> [WHAT IS BEING ASKED]:
Only the number is wanted: how many lines of the data contain "count"?

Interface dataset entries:
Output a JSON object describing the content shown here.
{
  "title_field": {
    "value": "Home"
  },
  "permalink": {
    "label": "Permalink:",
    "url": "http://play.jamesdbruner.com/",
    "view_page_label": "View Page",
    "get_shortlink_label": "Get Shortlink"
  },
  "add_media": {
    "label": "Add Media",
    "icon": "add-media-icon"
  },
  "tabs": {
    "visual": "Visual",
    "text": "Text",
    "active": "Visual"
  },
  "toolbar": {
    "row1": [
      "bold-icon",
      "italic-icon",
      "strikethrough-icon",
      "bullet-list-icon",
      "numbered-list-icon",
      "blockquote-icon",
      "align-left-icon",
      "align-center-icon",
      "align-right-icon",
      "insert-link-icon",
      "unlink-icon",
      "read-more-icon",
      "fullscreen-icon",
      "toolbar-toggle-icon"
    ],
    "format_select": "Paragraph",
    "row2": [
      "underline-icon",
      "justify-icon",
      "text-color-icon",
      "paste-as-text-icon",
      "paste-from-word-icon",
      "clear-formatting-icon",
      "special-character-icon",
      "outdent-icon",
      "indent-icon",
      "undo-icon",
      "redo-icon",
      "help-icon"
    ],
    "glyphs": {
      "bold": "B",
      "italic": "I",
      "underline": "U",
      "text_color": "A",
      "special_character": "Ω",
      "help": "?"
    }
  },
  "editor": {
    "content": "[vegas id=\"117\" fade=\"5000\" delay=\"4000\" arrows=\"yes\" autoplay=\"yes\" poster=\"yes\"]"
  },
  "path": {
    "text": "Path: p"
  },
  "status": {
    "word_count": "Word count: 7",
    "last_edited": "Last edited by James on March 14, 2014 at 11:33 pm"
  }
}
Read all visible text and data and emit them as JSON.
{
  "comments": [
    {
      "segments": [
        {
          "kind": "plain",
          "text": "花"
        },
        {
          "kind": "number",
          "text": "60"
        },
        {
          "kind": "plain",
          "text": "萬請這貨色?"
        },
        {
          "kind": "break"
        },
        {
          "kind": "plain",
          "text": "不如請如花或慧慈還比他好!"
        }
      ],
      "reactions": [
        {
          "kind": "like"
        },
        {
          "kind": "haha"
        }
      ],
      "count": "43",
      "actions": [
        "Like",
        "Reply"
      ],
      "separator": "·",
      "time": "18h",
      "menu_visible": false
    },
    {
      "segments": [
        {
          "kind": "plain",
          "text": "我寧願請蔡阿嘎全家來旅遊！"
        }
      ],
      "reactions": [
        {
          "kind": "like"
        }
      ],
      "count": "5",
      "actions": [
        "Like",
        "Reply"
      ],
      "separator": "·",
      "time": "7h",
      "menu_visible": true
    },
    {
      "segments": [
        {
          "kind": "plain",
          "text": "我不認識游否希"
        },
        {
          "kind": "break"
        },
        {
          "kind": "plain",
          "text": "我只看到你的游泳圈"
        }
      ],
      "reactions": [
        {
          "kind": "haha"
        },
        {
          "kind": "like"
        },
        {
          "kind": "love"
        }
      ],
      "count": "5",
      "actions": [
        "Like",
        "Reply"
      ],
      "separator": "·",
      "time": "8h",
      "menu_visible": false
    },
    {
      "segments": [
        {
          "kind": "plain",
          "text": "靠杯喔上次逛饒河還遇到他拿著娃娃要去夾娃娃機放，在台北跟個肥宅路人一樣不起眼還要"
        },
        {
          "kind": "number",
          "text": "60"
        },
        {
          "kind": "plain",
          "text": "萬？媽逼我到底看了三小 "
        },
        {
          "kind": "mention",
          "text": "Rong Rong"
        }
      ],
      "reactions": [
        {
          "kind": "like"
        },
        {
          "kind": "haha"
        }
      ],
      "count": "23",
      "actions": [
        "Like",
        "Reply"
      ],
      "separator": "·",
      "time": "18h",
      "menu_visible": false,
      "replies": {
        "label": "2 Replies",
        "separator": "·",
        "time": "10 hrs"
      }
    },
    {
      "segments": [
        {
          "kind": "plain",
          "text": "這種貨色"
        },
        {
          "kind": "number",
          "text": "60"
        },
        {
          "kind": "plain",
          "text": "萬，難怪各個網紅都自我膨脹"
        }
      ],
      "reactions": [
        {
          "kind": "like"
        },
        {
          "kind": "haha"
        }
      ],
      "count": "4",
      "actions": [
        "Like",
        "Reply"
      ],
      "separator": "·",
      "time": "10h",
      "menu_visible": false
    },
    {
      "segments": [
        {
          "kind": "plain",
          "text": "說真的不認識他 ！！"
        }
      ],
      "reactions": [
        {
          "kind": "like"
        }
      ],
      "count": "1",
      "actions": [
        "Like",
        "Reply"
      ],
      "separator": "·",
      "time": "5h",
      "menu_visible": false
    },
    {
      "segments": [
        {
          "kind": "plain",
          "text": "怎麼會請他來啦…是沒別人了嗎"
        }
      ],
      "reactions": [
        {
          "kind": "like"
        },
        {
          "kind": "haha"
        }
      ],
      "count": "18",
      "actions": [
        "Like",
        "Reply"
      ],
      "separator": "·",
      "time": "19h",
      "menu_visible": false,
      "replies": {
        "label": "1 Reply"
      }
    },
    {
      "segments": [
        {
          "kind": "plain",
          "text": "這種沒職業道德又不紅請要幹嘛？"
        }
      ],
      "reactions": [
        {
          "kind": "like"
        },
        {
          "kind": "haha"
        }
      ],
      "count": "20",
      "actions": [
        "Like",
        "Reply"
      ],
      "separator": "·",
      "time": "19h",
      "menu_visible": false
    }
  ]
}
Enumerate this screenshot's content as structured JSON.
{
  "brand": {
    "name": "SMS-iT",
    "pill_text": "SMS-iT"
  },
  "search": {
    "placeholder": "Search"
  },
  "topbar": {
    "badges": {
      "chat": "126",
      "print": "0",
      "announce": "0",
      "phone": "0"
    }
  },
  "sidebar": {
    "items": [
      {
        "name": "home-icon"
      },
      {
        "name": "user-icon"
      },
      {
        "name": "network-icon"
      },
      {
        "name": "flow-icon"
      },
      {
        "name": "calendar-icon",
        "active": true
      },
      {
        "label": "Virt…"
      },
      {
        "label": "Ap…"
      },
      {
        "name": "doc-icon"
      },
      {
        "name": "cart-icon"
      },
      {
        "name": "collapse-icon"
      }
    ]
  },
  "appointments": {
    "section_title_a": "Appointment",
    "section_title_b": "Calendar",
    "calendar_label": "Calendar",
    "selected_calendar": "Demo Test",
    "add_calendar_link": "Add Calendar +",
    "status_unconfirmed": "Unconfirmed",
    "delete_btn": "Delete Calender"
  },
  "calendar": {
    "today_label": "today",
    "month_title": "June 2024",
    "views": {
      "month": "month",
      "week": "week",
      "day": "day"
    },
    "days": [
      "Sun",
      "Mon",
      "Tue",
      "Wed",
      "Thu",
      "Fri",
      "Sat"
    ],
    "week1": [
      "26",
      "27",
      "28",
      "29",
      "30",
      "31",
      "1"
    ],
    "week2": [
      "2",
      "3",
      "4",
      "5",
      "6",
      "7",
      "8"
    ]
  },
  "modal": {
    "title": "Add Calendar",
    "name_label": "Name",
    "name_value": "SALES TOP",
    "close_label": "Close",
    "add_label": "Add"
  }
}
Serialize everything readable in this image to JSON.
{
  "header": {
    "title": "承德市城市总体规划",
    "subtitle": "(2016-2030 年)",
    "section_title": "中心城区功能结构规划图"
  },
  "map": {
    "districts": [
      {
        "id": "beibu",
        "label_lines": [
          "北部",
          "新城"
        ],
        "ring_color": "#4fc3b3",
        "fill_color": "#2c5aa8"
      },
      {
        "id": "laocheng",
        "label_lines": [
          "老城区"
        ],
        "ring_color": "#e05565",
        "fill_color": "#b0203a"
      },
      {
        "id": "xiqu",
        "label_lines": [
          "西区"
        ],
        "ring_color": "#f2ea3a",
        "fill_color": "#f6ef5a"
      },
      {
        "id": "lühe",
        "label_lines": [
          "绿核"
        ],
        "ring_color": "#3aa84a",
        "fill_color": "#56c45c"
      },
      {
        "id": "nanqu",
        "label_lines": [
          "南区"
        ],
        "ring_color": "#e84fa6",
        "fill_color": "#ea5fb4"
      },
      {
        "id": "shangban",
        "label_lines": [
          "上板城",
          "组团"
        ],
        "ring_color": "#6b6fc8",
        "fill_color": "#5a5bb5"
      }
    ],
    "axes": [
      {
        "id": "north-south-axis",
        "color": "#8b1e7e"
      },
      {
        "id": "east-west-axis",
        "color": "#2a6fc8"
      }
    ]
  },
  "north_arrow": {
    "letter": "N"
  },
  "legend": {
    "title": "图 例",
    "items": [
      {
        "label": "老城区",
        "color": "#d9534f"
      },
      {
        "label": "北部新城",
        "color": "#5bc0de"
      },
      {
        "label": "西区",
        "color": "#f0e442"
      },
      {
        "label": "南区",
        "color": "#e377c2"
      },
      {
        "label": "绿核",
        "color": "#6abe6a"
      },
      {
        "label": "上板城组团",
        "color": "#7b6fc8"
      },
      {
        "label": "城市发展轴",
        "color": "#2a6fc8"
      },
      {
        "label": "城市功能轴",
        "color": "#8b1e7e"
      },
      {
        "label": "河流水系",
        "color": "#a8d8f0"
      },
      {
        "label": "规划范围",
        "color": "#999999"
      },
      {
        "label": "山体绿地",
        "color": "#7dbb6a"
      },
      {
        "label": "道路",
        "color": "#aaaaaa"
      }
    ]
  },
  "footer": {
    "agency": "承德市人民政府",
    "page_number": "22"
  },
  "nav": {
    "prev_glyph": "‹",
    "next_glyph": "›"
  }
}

> [RESULT]:
9